Return all of the entries, keeping every word and mark as it is.
╭─ Task inputs
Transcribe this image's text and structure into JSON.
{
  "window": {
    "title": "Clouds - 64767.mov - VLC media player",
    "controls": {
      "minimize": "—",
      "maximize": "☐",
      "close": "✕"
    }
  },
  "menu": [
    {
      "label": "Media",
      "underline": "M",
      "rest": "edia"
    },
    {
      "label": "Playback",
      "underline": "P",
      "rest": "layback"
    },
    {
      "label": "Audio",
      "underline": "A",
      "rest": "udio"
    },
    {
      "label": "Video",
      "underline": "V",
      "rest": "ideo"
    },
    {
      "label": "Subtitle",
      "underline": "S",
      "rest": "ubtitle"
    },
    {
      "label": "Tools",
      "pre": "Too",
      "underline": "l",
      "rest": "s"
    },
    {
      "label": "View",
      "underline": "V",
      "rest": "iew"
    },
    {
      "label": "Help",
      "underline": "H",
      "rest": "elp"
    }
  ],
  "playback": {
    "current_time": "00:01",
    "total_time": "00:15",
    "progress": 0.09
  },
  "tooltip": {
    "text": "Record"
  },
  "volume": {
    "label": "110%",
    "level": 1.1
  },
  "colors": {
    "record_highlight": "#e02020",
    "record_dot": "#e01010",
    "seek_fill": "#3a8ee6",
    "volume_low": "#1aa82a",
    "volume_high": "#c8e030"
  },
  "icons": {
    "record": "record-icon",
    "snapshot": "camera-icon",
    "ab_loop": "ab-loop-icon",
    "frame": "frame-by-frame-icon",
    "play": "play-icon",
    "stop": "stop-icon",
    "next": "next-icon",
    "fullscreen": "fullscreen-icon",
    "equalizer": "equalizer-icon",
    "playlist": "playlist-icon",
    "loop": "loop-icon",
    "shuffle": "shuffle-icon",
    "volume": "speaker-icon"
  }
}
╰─
→ Your response
Transcribe this image's text and structure into JSON.
{
  "window": {
    "title": "Clouds - 64767.mov - VLC media player",
    "controls": {
      "minimize": "—",
      "maximize": "☐",
      "close": "✕"
    }
  },
  "menu": [
    {
      "label": "Media",
      "underline": "M",
      "rest": "edia"
    },
    {
      "label": "Playback",
      "underline": "P",
      "rest": "layback"
    },
    {
      "label": "Audio",
      "underline": "A",
      "rest": "udio"
    },
    {
      "label": "Video",
      "underline": "V",
      "rest": "ideo"
    },
    {
      "label": "Subtitle",
      "underline": "S",
      "rest": "ubtitle"
    },
    {
      "label": "Tools",
      "pre": "Too",
      "underline": "l",
      "rest": "s"
    },
    {
      "label": "View",
      "underline": "V",
      "rest": "iew"
    },
    {
      "label": "Help",
      "underline": "H",
      "rest": "elp"
    }
  ],
  "playback": {
    "current_time": "00:01",
    "total_time": "00:15",
    "progress": 0.09
  },
  "tooltip": {
    "text": "Record"
  },
  "volume": {
    "label": "110%",
    "level": 1.1
  },
  "colors": {
    "record_highlight": "#e02020",
    "record_dot": "#e01010",
    "seek_fill": "#3a8ee6",
    "volume_low": "#1aa82a",
    "volume_high": "#c8e030"
  },
  "icons": {
    "record": "record-icon",
    "snapshot": "camera-icon",
    "ab_loop": "ab-loop-icon",
    "frame": "frame-by-frame-icon",
    "play": "play-icon",
    "stop": "stop-icon",
    "next": "next-icon",
    "fullscreen": "fullscreen-icon",
    "equalizer": "equalizer-icon",
    "playlist": "playlist-icon",
    "loop": "loop-icon",
    "shuffle": "shuffle-icon",
    "volume": "speaker-icon"
  }
}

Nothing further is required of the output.